One of the beauties of the Greenland-style paddle is that not only is it an excellent performer, but making one is also an inexpensive, fun and rewarding project. Imagine making a paddle for $20 that works better than many commercial paddles costing $400 or more.
Getting started in Greenland-style is not always easy, because few kayak shops stock good Greenland-style paddles (GPs). There are a few reasons for this, the first being that Greenland-style, while growing, is still not as well known as other recreational kayaking disciplines. The other reason is that a GP is such a personal item, that an "off-the-rack" paddle probably won't fit you very well. Sooner or later many, if not most, G-style kayakers either make or buy a custom paddle. This is not surprising when you consider that a GP must be tailored to your grip size for holding the blades, the loom length for determining your hand spread and the overall length.
Fun Fact: "Boning" a Paddle
A common practice among some Inuit was using a smooth bone, rubbed hard on the paddle, to compress the surface fibers, close the pores and polish it. "Boning" or "burnishing" a paddle in this way is easy to do and helps harden the surface of a soft, newly sanded WRC paddle. Although a bone is ideal, anything harder than the paddle, as long as it is smooth and rounded, can be used. The shaft of a large screwdriver or a burnishing rod works well.

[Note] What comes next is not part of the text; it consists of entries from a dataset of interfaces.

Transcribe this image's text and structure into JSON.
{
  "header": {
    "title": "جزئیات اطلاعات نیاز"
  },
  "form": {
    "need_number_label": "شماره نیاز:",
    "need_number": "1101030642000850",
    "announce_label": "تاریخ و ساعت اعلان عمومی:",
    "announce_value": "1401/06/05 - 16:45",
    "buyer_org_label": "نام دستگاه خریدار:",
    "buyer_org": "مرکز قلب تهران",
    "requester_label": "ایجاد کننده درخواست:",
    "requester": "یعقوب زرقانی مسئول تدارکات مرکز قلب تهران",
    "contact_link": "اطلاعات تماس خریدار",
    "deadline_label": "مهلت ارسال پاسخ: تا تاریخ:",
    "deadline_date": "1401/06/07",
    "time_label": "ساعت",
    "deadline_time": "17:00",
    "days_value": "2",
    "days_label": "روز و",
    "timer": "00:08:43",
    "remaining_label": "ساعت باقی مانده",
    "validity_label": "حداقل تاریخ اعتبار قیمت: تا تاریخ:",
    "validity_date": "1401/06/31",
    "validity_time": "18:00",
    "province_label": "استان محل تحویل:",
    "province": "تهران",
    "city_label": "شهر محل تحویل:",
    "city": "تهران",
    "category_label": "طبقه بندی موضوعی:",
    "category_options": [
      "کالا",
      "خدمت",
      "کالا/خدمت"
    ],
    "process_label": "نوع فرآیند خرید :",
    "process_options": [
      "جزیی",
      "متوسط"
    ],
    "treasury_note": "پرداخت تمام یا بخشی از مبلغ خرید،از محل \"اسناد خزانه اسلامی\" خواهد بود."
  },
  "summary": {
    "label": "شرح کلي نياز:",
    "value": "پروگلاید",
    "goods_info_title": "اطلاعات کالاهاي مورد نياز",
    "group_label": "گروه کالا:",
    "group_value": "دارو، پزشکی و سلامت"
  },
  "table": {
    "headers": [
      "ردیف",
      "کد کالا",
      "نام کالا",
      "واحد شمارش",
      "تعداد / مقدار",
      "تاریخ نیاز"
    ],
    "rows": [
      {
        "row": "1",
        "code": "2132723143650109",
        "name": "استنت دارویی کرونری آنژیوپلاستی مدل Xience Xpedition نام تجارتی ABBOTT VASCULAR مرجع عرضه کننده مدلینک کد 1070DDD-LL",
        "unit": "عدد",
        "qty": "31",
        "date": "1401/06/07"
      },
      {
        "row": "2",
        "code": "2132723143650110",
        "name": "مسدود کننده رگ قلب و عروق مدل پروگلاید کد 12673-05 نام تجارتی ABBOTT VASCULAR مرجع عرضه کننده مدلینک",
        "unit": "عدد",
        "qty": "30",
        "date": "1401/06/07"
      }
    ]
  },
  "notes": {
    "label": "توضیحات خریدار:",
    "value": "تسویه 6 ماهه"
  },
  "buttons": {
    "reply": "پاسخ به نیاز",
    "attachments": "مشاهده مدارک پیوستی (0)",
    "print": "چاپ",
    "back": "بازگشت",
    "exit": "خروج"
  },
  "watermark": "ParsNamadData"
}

As a bit of trivia, "boning a bat," using a soup bone or large cow bone, used to be a common practice in the old days of baseball for preparing a wooden bat prior to hitting with it for the first time.